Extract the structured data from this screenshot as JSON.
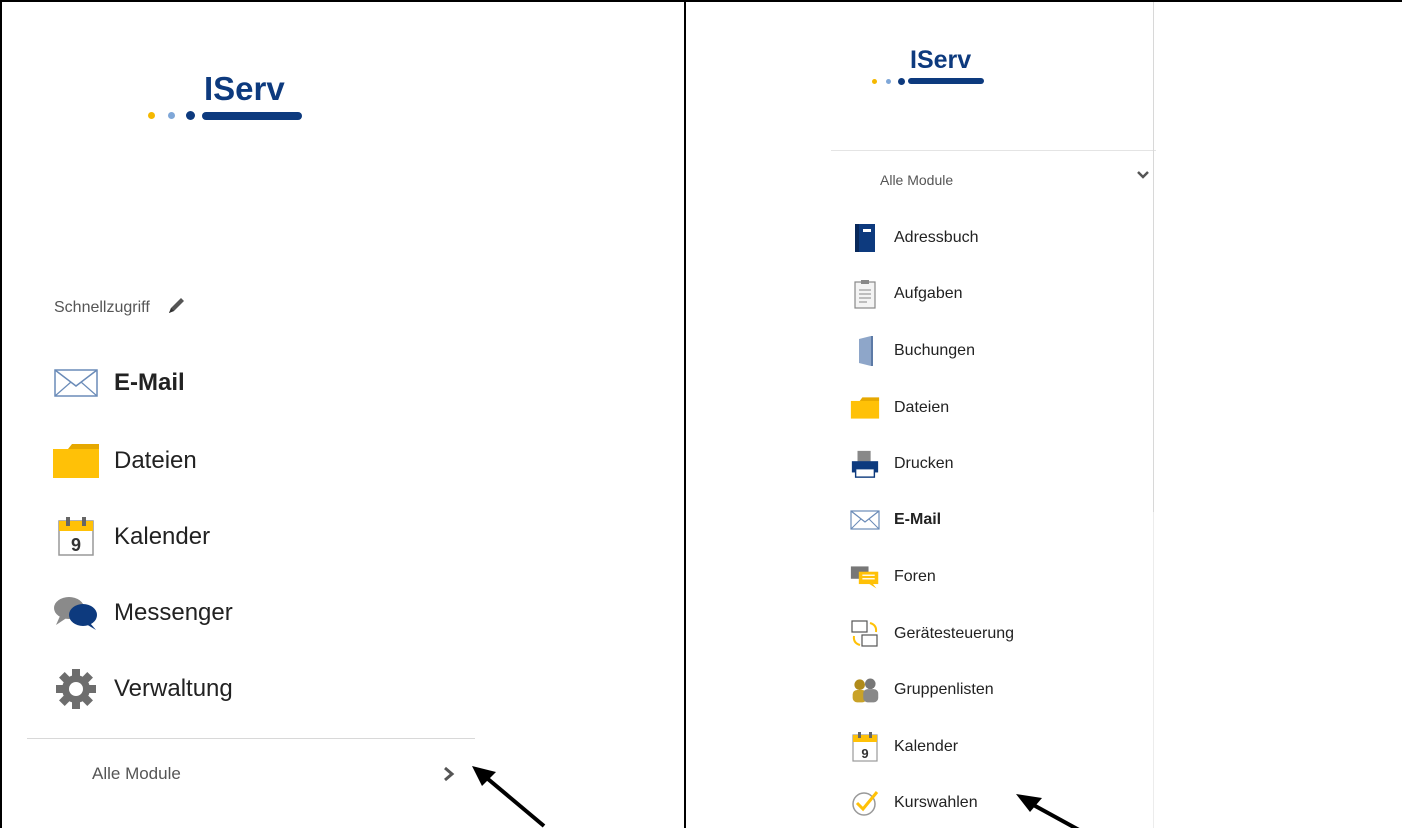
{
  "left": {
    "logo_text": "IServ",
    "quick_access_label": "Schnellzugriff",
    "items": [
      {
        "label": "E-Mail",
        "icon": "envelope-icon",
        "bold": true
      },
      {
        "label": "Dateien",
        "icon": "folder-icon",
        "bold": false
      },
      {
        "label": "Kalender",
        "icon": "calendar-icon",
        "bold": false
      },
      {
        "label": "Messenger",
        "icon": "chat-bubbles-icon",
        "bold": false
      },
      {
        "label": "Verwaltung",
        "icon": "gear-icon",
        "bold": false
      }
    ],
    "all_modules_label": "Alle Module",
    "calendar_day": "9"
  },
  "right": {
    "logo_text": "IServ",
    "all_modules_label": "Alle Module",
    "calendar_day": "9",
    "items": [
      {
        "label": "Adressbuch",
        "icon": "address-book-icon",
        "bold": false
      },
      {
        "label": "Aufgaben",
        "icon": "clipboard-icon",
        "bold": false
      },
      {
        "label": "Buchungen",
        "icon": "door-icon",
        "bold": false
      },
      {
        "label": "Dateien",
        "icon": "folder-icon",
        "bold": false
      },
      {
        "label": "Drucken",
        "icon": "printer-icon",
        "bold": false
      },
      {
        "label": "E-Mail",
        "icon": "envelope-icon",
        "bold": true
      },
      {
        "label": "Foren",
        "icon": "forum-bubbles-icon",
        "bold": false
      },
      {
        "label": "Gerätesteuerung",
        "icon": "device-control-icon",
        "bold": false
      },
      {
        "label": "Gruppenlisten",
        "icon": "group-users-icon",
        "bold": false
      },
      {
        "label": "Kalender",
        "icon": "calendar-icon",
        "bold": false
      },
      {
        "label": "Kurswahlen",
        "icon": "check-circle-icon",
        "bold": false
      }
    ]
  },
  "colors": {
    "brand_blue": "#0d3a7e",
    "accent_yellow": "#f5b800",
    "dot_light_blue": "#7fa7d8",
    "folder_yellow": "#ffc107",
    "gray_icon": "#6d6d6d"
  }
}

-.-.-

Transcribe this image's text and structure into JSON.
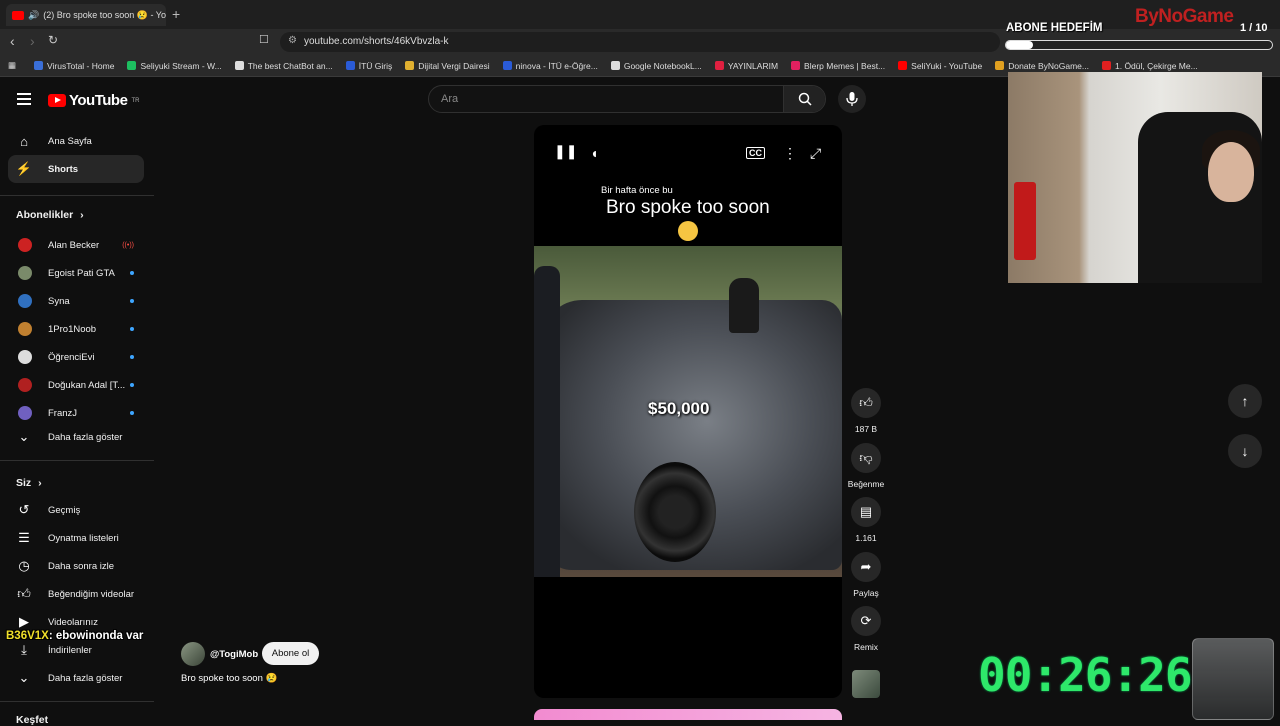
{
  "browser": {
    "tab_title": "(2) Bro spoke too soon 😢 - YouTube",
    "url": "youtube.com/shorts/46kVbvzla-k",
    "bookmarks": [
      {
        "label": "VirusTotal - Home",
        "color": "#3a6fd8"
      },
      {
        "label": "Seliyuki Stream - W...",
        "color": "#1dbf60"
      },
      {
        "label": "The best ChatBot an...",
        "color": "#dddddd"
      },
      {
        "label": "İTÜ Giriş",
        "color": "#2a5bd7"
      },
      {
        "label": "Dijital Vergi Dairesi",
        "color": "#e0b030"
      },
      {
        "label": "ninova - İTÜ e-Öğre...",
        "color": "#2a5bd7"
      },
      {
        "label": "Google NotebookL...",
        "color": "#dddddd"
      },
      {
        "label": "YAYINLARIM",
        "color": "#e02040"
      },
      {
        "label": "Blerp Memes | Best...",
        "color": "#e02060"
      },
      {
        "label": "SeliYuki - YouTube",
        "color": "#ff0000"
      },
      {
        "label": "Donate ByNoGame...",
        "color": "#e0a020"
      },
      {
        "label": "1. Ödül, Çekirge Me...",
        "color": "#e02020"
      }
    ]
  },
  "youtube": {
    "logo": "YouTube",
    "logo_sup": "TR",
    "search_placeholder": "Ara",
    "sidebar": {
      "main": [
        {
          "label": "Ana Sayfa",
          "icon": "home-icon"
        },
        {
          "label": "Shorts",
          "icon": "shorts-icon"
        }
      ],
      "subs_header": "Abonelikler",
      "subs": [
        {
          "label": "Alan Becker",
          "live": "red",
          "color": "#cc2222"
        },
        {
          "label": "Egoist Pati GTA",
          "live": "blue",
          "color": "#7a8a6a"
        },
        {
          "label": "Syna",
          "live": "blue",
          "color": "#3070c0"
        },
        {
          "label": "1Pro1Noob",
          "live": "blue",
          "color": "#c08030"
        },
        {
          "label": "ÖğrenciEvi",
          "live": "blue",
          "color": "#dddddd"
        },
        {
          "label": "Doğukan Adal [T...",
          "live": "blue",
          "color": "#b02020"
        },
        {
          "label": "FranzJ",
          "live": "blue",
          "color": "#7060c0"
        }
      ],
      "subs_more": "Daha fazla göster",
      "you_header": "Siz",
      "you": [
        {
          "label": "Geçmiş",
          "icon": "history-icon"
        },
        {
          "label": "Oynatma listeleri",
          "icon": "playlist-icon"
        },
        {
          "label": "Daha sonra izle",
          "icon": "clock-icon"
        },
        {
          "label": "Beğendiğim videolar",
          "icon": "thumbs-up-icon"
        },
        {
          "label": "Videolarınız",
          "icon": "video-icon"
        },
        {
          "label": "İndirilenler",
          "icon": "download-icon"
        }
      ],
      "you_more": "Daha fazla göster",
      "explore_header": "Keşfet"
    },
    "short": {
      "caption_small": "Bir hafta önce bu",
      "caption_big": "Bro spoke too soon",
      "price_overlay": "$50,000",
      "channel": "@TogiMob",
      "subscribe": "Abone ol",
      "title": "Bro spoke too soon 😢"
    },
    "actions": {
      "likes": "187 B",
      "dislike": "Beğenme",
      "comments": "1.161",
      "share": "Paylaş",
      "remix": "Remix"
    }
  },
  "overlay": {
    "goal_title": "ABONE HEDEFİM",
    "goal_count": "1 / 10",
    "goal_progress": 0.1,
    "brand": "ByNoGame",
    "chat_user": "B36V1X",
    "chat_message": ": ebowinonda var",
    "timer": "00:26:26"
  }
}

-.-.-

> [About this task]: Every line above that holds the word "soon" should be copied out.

> [Solution to this task]:
    "tab_title": "(2) Bro spoke too soon 😢 - YouTube",
      "caption_big": "Bro spoke too soon",
      "title": "Bro spoke too soon 😢"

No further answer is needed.